By Graham’s definition, speculators always believe the odds are in their favor even when they do something outside normal investment practices. Investors, by contrast, do everything conceivable to increase their chances of success by calculating their margin of safety “by figures, by reasoning and by reference to a body of factual data.” Their goal is to preserve their investment capital and generate some income from their holdings rather than focusing on share price appreciation for profits.
Graham’s last principle is to have confidence in your investing decisions and beware of “Mr. Market,” a now-famous parable Graham invented to illustrate the dangers of getting caught up in market sentiment that causes share prices to rise and fall on investor emotions driven by panic, euphoria and apathy, rather than fundamental analysis.
Daily fluctuating share prices can be largely ignored because, in reality, the underlying value of a company doesn’t vary dramatically from day to day. Base your buy-and-sell decisions on your own analysis of the company’s business prospects rather than the short-term movements in the share price.
When you’ve done the fundamental analysis and invested accordingly, you will have the confidence that your own reasoning is valid, which enables you to stick to your plan. And so principle #6 flows naturally out of the first five principles.
Don’t worry about what others are saying, because you can never tell whether they’ve done their own analysis or are just repeating what they heard someone else say. He goes on to propose that anyone — by just buying and holding a representative mix of value stocks — can equal the performance of the market average and forgo the difficulty of (and fruitless activity inherent in) trying to beat the averages. In his words, “The proportion of smart people who try this and fail to beat the market is surprisingly large. Even many of the investment funds — with all their experienced personnel — have not performed as well over the years as the general market.” Studies released over the past seven decades support Graham’s conclusion made so many years ago.
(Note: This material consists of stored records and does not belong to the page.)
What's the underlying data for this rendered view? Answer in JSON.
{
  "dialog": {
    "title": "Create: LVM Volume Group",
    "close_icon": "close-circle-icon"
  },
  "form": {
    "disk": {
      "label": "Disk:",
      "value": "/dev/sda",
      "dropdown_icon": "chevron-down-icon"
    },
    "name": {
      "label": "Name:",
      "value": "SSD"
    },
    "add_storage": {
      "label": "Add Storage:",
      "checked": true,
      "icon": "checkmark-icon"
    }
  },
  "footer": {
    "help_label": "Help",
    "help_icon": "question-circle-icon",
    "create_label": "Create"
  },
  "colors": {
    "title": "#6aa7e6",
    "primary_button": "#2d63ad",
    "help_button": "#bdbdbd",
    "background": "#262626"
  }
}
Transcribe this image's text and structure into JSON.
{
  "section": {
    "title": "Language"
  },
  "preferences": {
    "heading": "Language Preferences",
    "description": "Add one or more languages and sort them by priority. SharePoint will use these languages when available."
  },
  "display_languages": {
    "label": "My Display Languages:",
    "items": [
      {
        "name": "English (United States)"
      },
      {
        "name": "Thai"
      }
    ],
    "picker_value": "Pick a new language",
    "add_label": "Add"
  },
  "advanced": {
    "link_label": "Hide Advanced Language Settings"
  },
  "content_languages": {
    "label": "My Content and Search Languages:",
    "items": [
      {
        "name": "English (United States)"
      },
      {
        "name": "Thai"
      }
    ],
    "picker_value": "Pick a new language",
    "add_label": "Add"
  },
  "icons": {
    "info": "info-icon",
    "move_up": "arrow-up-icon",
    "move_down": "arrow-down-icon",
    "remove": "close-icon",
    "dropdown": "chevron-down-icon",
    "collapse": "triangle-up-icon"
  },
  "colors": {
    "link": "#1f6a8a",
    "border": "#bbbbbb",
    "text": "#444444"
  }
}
Graham emphasizes the virtues of a simple portfolio of value companies, and his overall message for the “intelligent investor” is real money is not made by buying and selling or timing the market, but by owning and holding securities and receiving dividends that grow in value over time. Certainly, this seems as valid today as when he penned it in 1949.
The Intelligent Investor should be read by all investors as a foundation to developing a sound investing plan. Graham’s principles certainly seem to have stood the test of the last 70 years, as well as the 50 years preceding the publication of his book.
I think one of the biggest contributions of Graham’s work is his clear distinction between a speculator and an investor. This should cause many to realize they’re really speculators masquerading as investors. The result: frustrated attempts to follow an investor’s plan in theory, which is undermined by the reality of their underlying speculator mentality.
While market timing is of great importance to speculators, investors must do the boring fundamental analysis, develop a solid long-term investment plan, choose investments for their value rather than popularity, invest with a margin of safety, and stick with their plan regardless of temporary market fluctuations caused by “Mr. Market.”
Graham didn’t see any evidence that the average money manager could obtain better results than the market indices over the long run. Trying to beat the market is a fool’s game… “In effect, that would mean that the stock market experts as a whole could beat themselves — a logical contradiction.”
Important takeaways: You have to make your own investment decisions based on doing the analysis — nobody else can do it for you, not even those professionals who offer their recommendations to you. When you do turn to professional advisors, you should be content with earning the market’s return, not more.